LANSING, Mich. (WOOD) — Gov. Gretchen Whitmer and former Michigan Department of Health and Human Services Director Robert Gordon have agreed to waive that controversial confidentiality clause contained in Gordon’s separation agreement.
But it appears that will not put an end to questions surrounding Gordon’s departure.
Gordon abruptly quit in January and the governor had no clear explanation when asked why he left.
The discovery that he was paid $155,000 and given a separation agreement that didn’t allow either party to talk to anyone about the reason behind the departure lead some Republicans to refer to the cash as “hush money.”
On Thursday morning, Gov. Whitmer’s office told News 8 the governor and Gordon agreed to waive the agreement to keep quiet about what led to his departure.
Gordon then sent a letter to Michigan’s House Oversight Committee that said he would not testify before the body.
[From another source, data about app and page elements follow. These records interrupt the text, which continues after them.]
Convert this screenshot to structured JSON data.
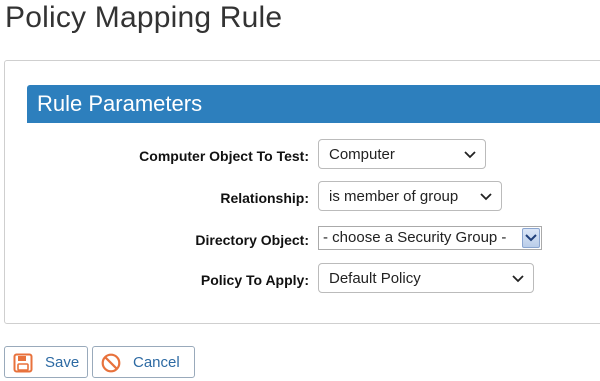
{
  "page": {
    "title": "Policy Mapping Rule"
  },
  "section": {
    "title": "Rule Parameters"
  },
  "fields": {
    "computer_object": {
      "label": "Computer Object To Test:",
      "value": "Computer"
    },
    "relationship": {
      "label": "Relationship:",
      "value": "is member of group"
    },
    "directory_object": {
      "label": "Directory Object:",
      "value": "- choose a Security Group -"
    },
    "policy": {
      "label": "Policy To Apply:",
      "value": "Default Policy"
    }
  },
  "actions": {
    "save_label": "Save",
    "cancel_label": "Cancel"
  },
  "colors": {
    "header_bg": "#2d7fbd",
    "accent": "#e8723c",
    "link": "#2d6aa3"
  },
  "icons": {
    "save": "floppy-disk-icon",
    "cancel": "prohibited-icon",
    "dropdown": "chevron-down-icon"
  }
}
In the letter that was generally complementary of Whitmer’s handling of the pandemic, Gordon wrote, “On occasion, there were robust conversations about policy issues where reasonable people could disagree and did.”
“Gov. Whitmer deserves a health director with whom she is comfortable,” he continued. “I tendered my resignation, and she accepted it. I am happy now to be a private citizen, see my family, and contribute to our country in new ways. I submit this letter in lieu of testimony.”
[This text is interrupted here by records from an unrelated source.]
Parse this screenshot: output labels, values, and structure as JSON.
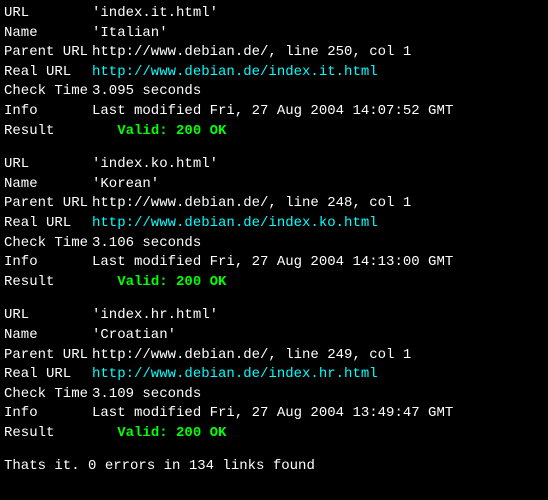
{
  "labels": {
    "url": "URL",
    "name": "Name",
    "parent_url": "Parent URL",
    "real_url": "Real URL",
    "check_time": "Check Time",
    "info": "Info",
    "result": "Result"
  },
  "entries": [
    {
      "url": "'index.it.html'",
      "name": "'Italian'",
      "parent_url": "http://www.debian.de/, line 250, col 1",
      "real_url": "http://www.debian.de/index.it.html",
      "check_time": "3.095 seconds",
      "info": "Last modified Fri, 27 Aug 2004 14:07:52 GMT",
      "result": "Valid: 200 OK"
    },
    {
      "url": "'index.ko.html'",
      "name": "'Korean'",
      "parent_url": "http://www.debian.de/, line 248, col 1",
      "real_url": "http://www.debian.de/index.ko.html",
      "check_time": "3.106 seconds",
      "info": "Last modified Fri, 27 Aug 2004 14:13:00 GMT",
      "result": "Valid: 200 OK"
    },
    {
      "url": "'index.hr.html'",
      "name": "'Croatian'",
      "parent_url": "http://www.debian.de/, line 249, col 1",
      "real_url": "http://www.debian.de/index.hr.html",
      "check_time": "3.109 seconds",
      "info": "Last modified Fri, 27 Aug 2004 13:49:47 GMT",
      "result": "Valid: 200 OK"
    }
  ],
  "summary": "Thats it. 0 errors in 134 links found"
}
That last line, “in lieu of testimony,” caught the eye of the House Oversight Committee chair and Wayland Republican Rep. Steven Johnson, who issued a statement saying he would seek subpoena powers to compel the former director to speak. Johnson’s release says, in part, “Having the ability to speak openly is only worthwhile if one will actually speak. The House Oversight Committee hopes that a subpoena will not be necessary and that Director Gordon will voluntarily testify, but we are taking the proper steps to subpoena Director Gordon if necessary.”
Other lawmakers are pursuing other avenues to see that similar separation agreements can’t be used in the future.
Gov. Whitmer has not yet commented directly on the new revelations.
Below is the full text from Robert Gordon’s letter to the House Oversight Committee:
“My professional life has been dedicated to public service.From January 2019 to January 2021, I was grateful to serve Michigan and Governor Whitmer as Director of the Department of Health and Human Services. During the worst pandemic in a century, under Governor Whitmer’s leadership, we stayed focused on doing the right things by acting quickly, following the science, and listening to medical experts. I appreciated Governor Whitmer’s statement that “Robert Gordon and his team were an incredibly important part of our response, and I appreciated his service to our state.” For the sake of greater transparency, the Governor’s Office and I have agreed to waive the confidentiality provision in my separation agreement.
Extensive policy discussions are one reason that Michigan’s pandemic response has been strong. Michigan’s November 15 Pause to Save Lives, for example,was developed and then extended through days of deliberation. On occasion, there were robust conversations about policy issues where reasonable people could disagree and did. This was healthy: the stakes were life and death, and different people have different roles. Michigan was hit hard by COVID early, and initially had the third highest fatality rate in the nation. But different perspectives can produce strong outcomes. Michigan has fallen to 21st in deaths per capita.
The evidence is clear that Governor Whitmer’s actions have saved thousands of lives. I was honored to play a part in that work. Governor Whitmer deserves a health director with whom she is comfortable. I tendered my resignation, and she accepted it. I am happy now to be a private citizen, see my family, and contribute to our country in new ways. I submit this letter in lieu of testimony.”